How hot is it going to get? A devastating 9 to 15 degrees hotter
It would be very hard to adjust to a world that is 3 degrees hotter on average than today (despite deniers’ glib assertions that we’ll just deal with it somehow – ask the folks on the Jersey Shore how easy they’re adjusting to having their homes trashed by superstorm Sandy).
But we’ve learned a lot more in the four years since the last assessment about how climate works – and changes have been coming a lot faster than anticipated.
The new assessment, released Friday, is that global warming will be a lot worse than we thought. Average temperatures will jump anywhere from 9 degrees to 15 degrees F.
- That means where you get summer temperatures that peak out at 90, you’ll be getting peaks of 99 to 105 instead.
- Where summers peaked out at over 100 to begin with, you’ll be peaking at 109 to 115.
- Vast new areas would never get below 32 degrees in the winter, destroying winter sports economies and eliminating snowpacks that provide irrigation water to huge areas.
This will lead to droughts, agricultural losses, devastating superstorms, and total economic disruption. The only folks who will be happy are the air-conditioner manufacturers and of course, the fossil fuel barons.
EPA director Carol Browner had this to say on the new Climate Assessment:
The draft climate assessment released today confirms what the science says and what our eyes are telling us: It’s getting hotter, and that carbon pollution is driving climate change, fueling more violent and frequent weather events and threatening public health. Climate alarms continued to blare in 2012, which was the hottest year on record in the United States. And destructive superstorm Sandy was one of 11 storms, floods, droughts, and heat waves last year that each caused at least $1 billion in damages. The draft assessment warns us that the loss of lives and livelihoods will only get worse, and no part of the nation is safe.
Senior citizens, children, and middle- and lower-income Americans will experience increasing vulnerability to more frequent and ferocious extreme weather events. Residents and businesses in coastal towns will face more damaging storm surges and sea-level rise. Our aging roads, water plants, electricity generation, and other infrastructure will also face more climate-related threats.
We made some progress in reducing climate pollution since 2009 but the draft assessment is a reminder that we must make significantly steeper reductions in industrial carbon pollution. We all need the courage to stand up to the special interests and instead support immediate action to address carbon pollution and climate change. We can start with strict carbon pollution standards for power plants and we must significantly expand investments in community resiliency to protect people and the economy from the gathering storms—and floods, droughts, wildfires, and heat waves. The time to act is now.

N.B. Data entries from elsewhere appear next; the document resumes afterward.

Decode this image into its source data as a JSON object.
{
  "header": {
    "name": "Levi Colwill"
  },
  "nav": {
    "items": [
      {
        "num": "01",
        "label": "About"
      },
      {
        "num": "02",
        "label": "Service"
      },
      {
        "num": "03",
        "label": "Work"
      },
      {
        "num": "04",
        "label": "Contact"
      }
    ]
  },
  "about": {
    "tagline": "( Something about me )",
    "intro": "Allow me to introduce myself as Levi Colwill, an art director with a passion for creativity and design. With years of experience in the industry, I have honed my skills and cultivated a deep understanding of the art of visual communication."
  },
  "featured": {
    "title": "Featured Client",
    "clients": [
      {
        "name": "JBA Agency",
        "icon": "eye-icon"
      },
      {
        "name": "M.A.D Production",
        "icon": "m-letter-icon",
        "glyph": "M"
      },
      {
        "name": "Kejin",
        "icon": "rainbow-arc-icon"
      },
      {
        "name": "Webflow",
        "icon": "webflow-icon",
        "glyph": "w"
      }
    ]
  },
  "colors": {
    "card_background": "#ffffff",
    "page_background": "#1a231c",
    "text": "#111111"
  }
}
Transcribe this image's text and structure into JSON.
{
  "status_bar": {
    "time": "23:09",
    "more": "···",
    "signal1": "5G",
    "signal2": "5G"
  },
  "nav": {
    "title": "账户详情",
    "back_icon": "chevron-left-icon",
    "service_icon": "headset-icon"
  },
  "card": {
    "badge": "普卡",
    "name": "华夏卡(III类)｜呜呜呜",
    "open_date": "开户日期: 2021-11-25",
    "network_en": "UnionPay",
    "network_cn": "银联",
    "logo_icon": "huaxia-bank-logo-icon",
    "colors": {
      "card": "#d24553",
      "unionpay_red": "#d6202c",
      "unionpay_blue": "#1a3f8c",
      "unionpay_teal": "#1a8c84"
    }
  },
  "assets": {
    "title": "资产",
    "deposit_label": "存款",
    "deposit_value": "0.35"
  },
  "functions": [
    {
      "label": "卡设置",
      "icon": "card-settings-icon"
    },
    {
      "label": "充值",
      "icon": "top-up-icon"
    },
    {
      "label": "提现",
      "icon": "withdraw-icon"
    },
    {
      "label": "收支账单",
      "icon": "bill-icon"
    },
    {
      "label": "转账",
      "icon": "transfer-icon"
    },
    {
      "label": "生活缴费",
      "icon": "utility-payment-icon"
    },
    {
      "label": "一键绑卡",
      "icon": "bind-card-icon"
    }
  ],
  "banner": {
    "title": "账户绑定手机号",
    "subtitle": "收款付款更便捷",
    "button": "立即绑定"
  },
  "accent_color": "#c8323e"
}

We’re NOT going to be able to “just deal” with this. We need to act now. Check out 350.org for things you can do….
(Drought image License Some rights reserved by PHYLOMON!)